4. Often patients’ files are misplaced leading to delays in waiting times, diagnosis, and treatment of patients – ultimately leading to unnecessary suffering and worse health outcomes.

5. The provincial emergency medical services (EMS) and planned patient transport (PPT) systems are characterised by long waiting times, unreliability and indignity—all experienced in the most vulnerable and frightening moments of life for people who depend on these services. Reports show that people wait hours for ambulances to arrive, or they never arrive at all. According to Stats SA in 2011 the population of Thembisile Hani sub district was 310,458. Based on these figures (which are likely an underestimate in 2018) at the ratio of 1 ambulance per 10 000 population, this would require at least 31 ambulances. However, there are currently only 5 ambulances serving the sub district for all EMS needs.

Furthermore, in certain areas, there are no roads or street names, which further complicates and lengthens the time to access emergency services – it is at times impossible for critically ill patients to be transported to the nearest tar road or clinic to wait for an ambulance and this happens even at night putting the safety of the patient at even higher risk. In some areas, reports show that a number of patients can be collected and transported in one ambulance including men and women, and those with TB and DR-TB. This deprives patients of privacy and confidentiality – and further it could result in TB and other infection. In addition, some ambulances are reportedly in disrepair.

The full list of findings and TAC Mpumalanga’s demands to the Hospital CEO and district Department of Health can be accessed here.

Responses and commitments from KwaMhlanga Hospital and the district Department of Health

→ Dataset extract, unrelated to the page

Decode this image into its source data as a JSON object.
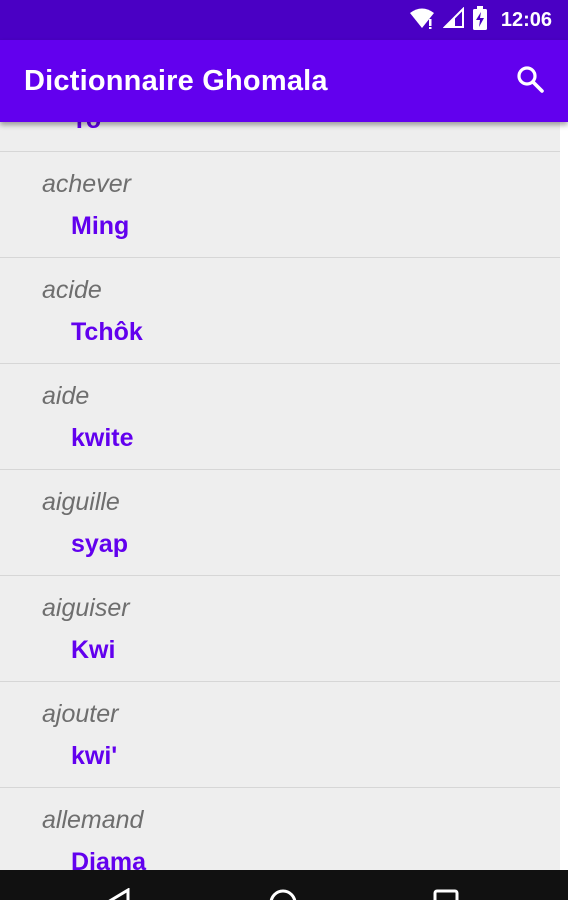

The Hospital CEO, the District Director, the Provincial Manager of EMS, and the PHC Manager amongst others, were all in attendance at the public inquiry. They stated on record that healthcare in the district is collapsing. The district Department blamed the shortages of staff, medicines and equipment on budgetary constraints. The district Department of Health committed to respond in writing to these issues by 15th March 2018. Their response will be published by TAC.

While both parties committed to engaging with TAC in terms of solving this crisis, we will be monitoring this progress. If our demands are not taken seriously, and no improvements are made, we will be forced to escalate our campaign and be back in our numbers. 

#FixKwaMhlangaHospital

 

For more information contact:

Nqobile Shabalala | TAC Mpumalanga Chairperson | nqobile.shabalala@tac.org.za | 071 886 7735

Bellinda Setshogelo | TAC Mpumalanga Provincial Manager | belinda@tac.org.za | 082 622 4481

Lotti Rutter | TAC Media Liaison | lotti.rutter@tac.org.za | 072 225 9675

Notes:

TAC Mpumalanga represents users of the public healthcare system and campaigns on critical issues related to the quality of and access to healthcare. The organisation currently has a network of 25 branches in the Nkangala, Ehlanzeni, and Gert Sibande districts in the province. Through these branches we monitor service delivery at a number of clinics and hospitals. Our members are the people who need the public health system to work, so they are the first to notice when it does not.

A summary table of findings and demands is available here.

TAC Mpumalanga has attempted to draw attention to this crisis and demand redress numerous times:

  1. 12 September 2015 – Memorandum issued to previous Head of Department, Mpumalanga Department of Health.
  2. 12 May 2016 – Nkangala District Health Assembly held where issues of KwaMhlanga Hospital were raised in front of officials from the district Department of Health.
  3. 6 May 2016 – Meeting between TAC and the MEC of Health to report on broad health challenges including the issues at KwaMhlanga Hospital.
  4. Between November 2017 and February 2018 – four community dialogues were hosted by TAC in Moloto, KwaMhlanga, Tweefontein, Kwaggafontein, where community members raised issues regarding KwaMhlanga Hospital in front of officials from the district Department of Health and KwaMhlanga hospital officials.